Parts of the Oregon outback are a poetic juxtaposition of passionate color scattered among charred, stalagmitic trees piercing the sky above like mighty javelins. In autumn, the understory blazes in hues of red, orange and yellow — colors that light the burnt forest as if it were once again on fire.
“Antibiotics can be important, sometimes lifesaving, medications when we really need them,” explained Jessina McGregor, assistant professor in Oregon State University’s College of Pharmacy. “But all too often, they’re taken unnecessarily or improperly.”
“The bond forged that day was of a rare breed. One, I would say, that could only be formed between a falconer and her bird. One that can rarely be found between two people, or even two animals. A partnership. Mutually beneficial and boiling over with respect.”
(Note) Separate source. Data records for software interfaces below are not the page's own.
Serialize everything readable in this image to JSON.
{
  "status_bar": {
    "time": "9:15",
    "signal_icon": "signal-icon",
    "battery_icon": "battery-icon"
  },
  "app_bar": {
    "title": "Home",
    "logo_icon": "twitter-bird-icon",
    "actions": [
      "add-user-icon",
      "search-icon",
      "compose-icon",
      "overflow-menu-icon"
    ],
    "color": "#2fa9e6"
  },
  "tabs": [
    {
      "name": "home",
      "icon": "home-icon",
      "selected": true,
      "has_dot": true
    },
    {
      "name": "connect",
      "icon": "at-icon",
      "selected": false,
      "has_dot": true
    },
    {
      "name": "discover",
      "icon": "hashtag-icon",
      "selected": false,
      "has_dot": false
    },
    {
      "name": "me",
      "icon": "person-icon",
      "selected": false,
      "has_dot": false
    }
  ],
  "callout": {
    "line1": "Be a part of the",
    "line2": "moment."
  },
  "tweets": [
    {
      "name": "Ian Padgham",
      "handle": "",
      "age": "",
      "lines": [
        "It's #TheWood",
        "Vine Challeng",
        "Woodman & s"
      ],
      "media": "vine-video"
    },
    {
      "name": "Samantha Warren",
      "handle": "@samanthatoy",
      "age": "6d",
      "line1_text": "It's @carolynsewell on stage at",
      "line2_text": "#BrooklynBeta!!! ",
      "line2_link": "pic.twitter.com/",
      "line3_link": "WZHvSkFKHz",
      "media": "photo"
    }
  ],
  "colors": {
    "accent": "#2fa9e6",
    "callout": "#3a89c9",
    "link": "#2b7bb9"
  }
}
A volunteer told me later that the nocturnal octopus rarely comes out during the day.
Every observation from sediment color, rock composition and how far a layer inclined from horizontal had to be recorded in the orange field book and marked on the contour map.
The three rats snoozing in Cage 57 don’t know it, but they could someday help save thousands of human lives.